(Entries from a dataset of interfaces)
◆ ◆ ◆ ◆ ◆ ◆ ◆

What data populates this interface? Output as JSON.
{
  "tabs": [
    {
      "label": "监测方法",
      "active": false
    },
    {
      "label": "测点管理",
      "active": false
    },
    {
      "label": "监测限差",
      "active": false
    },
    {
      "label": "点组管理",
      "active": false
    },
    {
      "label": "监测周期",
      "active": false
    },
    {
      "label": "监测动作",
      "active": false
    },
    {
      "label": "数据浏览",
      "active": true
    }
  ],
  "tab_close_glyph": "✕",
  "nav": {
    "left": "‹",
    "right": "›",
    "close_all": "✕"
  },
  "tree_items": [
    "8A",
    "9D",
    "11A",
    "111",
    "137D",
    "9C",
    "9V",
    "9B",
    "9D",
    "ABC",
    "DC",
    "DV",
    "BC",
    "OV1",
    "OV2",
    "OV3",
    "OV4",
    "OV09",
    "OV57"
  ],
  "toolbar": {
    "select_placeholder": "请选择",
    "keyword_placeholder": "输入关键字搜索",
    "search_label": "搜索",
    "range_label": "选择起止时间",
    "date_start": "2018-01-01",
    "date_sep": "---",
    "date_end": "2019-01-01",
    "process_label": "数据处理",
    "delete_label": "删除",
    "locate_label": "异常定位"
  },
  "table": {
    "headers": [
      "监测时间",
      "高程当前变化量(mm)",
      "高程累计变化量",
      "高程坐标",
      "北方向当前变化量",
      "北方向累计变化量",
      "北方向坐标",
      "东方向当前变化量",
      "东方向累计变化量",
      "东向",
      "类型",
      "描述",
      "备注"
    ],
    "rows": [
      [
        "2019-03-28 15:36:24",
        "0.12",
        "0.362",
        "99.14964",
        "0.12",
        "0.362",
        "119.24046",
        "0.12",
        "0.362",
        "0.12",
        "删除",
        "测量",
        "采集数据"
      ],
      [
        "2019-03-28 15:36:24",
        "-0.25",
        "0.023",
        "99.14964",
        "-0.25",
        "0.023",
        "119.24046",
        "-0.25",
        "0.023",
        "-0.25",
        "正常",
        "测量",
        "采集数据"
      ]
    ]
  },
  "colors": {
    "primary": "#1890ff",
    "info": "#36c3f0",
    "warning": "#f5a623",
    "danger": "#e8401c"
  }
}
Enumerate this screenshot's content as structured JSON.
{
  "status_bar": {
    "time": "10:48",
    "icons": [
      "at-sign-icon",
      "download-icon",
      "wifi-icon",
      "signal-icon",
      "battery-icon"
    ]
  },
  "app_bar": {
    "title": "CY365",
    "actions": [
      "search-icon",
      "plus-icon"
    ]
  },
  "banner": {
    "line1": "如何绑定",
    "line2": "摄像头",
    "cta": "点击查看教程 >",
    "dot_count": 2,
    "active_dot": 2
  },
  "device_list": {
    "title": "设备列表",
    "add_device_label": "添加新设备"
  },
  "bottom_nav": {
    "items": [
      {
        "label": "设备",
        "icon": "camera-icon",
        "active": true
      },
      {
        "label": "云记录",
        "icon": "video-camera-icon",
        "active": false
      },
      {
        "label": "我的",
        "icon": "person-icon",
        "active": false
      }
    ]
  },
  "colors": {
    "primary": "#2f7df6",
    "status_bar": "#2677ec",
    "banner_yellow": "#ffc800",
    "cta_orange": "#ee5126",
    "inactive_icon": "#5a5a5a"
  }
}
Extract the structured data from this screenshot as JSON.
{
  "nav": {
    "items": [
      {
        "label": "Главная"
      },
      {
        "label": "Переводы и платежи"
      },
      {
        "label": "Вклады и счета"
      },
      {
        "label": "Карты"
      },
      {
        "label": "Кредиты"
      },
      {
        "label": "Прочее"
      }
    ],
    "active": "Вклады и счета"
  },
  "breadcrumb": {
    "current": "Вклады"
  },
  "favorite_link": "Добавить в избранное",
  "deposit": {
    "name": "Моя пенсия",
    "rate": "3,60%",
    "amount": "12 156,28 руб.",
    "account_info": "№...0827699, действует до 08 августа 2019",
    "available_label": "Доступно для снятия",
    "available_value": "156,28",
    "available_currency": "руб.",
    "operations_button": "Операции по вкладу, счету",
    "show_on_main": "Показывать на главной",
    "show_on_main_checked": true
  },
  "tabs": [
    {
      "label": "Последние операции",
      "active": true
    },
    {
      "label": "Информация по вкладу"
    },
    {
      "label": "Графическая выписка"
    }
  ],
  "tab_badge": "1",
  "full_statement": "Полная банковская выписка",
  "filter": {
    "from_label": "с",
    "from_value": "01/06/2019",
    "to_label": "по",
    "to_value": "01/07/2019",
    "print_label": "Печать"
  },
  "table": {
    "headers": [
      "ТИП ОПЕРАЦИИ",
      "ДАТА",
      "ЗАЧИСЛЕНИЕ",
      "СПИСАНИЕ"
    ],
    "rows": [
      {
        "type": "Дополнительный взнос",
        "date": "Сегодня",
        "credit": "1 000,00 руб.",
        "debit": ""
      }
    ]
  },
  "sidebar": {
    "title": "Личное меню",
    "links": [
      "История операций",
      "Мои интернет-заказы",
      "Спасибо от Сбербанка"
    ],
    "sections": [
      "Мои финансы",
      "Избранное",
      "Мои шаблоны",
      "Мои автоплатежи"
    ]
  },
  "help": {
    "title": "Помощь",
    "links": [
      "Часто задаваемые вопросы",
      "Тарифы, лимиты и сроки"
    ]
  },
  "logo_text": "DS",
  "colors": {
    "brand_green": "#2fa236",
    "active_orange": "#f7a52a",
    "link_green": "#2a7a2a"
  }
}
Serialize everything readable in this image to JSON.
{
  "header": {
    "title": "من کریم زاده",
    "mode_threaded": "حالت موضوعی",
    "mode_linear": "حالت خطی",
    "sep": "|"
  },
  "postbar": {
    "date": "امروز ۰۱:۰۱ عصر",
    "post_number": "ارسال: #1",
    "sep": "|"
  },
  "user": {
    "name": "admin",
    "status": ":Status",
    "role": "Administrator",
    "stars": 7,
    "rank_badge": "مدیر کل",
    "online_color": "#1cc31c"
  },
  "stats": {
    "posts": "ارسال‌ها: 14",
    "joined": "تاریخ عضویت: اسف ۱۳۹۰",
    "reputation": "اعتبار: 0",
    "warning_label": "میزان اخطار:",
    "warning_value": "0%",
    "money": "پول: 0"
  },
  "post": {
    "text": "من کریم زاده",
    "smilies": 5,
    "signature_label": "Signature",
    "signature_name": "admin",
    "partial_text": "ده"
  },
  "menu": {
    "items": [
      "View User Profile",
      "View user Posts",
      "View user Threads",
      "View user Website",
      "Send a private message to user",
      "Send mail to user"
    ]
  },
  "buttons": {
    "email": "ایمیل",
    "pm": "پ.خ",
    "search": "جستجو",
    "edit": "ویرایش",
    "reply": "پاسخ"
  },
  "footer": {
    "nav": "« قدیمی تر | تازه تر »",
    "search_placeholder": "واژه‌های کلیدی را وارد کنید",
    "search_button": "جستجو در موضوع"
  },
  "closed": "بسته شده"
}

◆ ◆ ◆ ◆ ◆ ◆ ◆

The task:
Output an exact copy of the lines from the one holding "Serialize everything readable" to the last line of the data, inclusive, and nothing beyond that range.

Response area:
Serialize everything readable in this image to JSON.
{
  "header": {
    "title": "من کریم زاده",
    "mode_threaded": "حالت موضوعی",
    "mode_linear": "حالت خطی",
    "sep": "|"
  },
  "postbar": {
    "date": "امروز ۰۱:۰۱ عصر",
    "post_number": "ارسال: #1",
    "sep": "|"
  },
  "user": {
    "name": "admin",
    "status": ":Status",
    "role": "Administrator",
    "stars": 7,
    "rank_badge": "مدیر کل",
    "online_color": "#1cc31c"
  },
  "stats": {
    "posts": "ارسال‌ها: 14",
    "joined": "تاریخ عضویت: اسف ۱۳۹۰",
    "reputation": "اعتبار: 0",
    "warning_label": "میزان اخطار:",
    "warning_value": "0%",
    "money": "پول: 0"
  },
  "post": {
    "text": "من کریم زاده",
    "smilies": 5,
    "signature_label": "Signature",
    "signature_name": "admin",
    "partial_text": "ده"
  },
  "menu": {
    "items": [
      "View User Profile",
      "View user Posts",
      "View user Threads",
      "View user Website",
      "Send a private message to user",
      "Send mail to user"
    ]
  },
  "buttons": {
    "email": "ایمیل",
    "pm": "پ.خ",
    "search": "جستجو",
    "edit": "ویرایش",
    "reply": "پاسخ"
  },
  "footer": {
    "nav": "« قدیمی تر | تازه تر »",
    "search_placeholder": "واژه‌های کلیدی را وارد کنید",
    "search_button": "جستجو در موضوع"
  },
  "closed": "بسته شده"
}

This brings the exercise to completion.